Pivot to China and the RCEP?
The political ramifications of this collective “pivot to RCEP” are far-reaching, complex and manifold. First, the collapse of the TPP will halt the American “rebalance Asia” strategy, reshaping the economic and strategic landscape in Asia. The fate of the TPP— fraught with setbacks and frustrations—not only calls into question ability of the U.S. to conclude future trade accords, but, more importantly, raises the fundamental question about whether an inward-looking U.S. will be able to provide the sort of credible and consistent leadership that Asia needs more than ever.
Many Asian countries that would have wished to align (or ally) with the U.S. now have to adapt to the new reality by being more receptive to Chinese leadership as they “pivot to RCEP” (read: pivot to China). In this regard, it is no coincidence that Malaysia supported the China-backed RCEP at a time when Malaysian Prime Minister Najib Razak hailed China as a “true friend and strategic partner.” And as the RCEP gains traction, the “domino effect” will ensure that more Asian countries will be assimilated into China’s sphere of influence.
Second, the TPP debacle would serve to substantiate the lingering perception that forging free-trade agreements, when tariff barriers are already low on average, is not the appropriate prescription for stimulating underperforming global and regional economies.
According to a recent survey of 648 Asian opinion leaders based in 40 countries conducted by myself and colleagues, 61 percent of respondents felt that China’s One Belt One Road Initiative and Asian Infrastructure Investment Bank, which both aim to promote cross-border commerce via creating new routes and slashing logistical impediments, are more relevant than the TPP.
Therefore, the TPP’s potential derailment will generate momentum for a plethora of other China-led economic initiatives. Ironically, the likely demise of the TPP could do as much to cement a China-centric regional economic architecture, in parallel to the Bretton Woods institutions.
Third, from ASEAN’s perspective, the failing TPP could have a political upside. Previously, ASEAN centrality was tested when four of its members negotiated the TPP alone. With the rebalance to RCEP, ASEAN’s linchpin role in Southeast Asian regionalism would be restored and even strengthened as ASEAN takes part in RCEP en bloc. Moreover, the RCEP, which would consolidate production sharing networks and supply chains, complements and synergizes with ASEAN’s existing regional integration schemes such as the ASEAN Economic Community and AEC Blueprint 2025.

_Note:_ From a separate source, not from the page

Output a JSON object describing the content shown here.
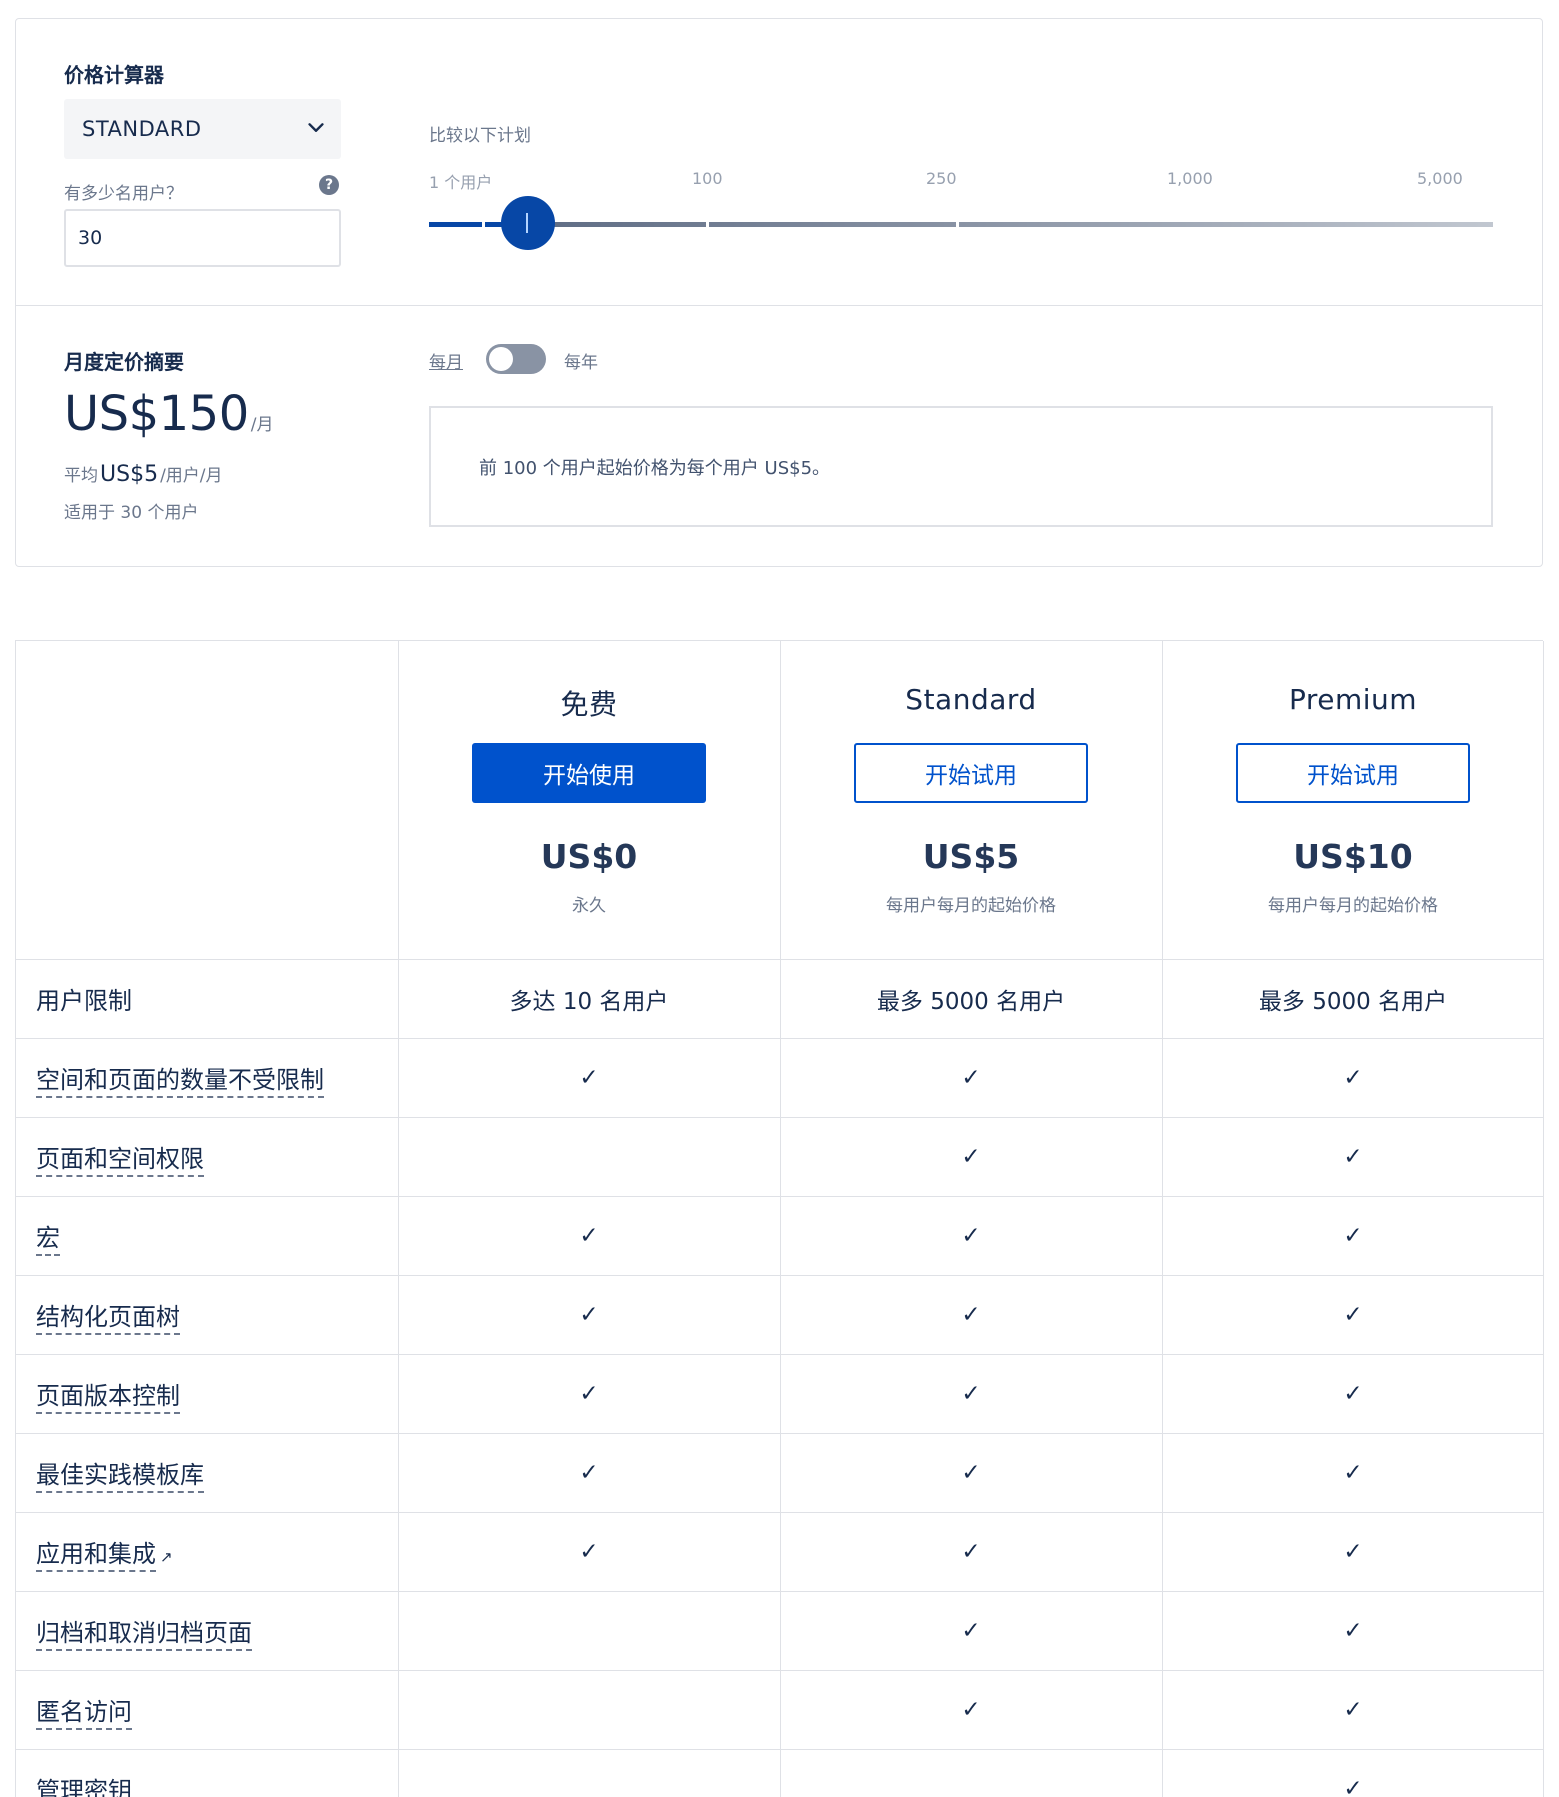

Finally, there is a legal dimension to the strategic calculus behind the TPP. Through introducing WTO-extra and WTO-plus rules in such issue areas as e-commerce, public procurement, and competition and regulatory coherence, the TPP was counted on by negotiating parties to write the “rules of the road” for 21st century trade. The same can be said about the less stringent RCEP. Indeed, the TPP and RCEP have been framed as two competing pathways to reaching an all-encompassing Free Trade Area of the Asia Pacific (FTAAP).
In the absence of the TPP, the RCEP unambiguously becomes the default path to freer trade in the Asia Pacific. Establishing the FTAAP by multilateralizing the RCEP probably entails that countries on the other side of the Pacific (including the U.S.) have to play by Asia-prescribed rules should they want to join what is on course to become the world’s largest free-trade area.
Much like its eye-catching inception, the seemingly imminent failure of the TPP will have profound implications for Asia. Now Asian states have to dwell on how they can make the best out of the TPP’s final outcome (and of the new U.S. administration that makes the call), while contributing to the long-term stability and prosperity of the region.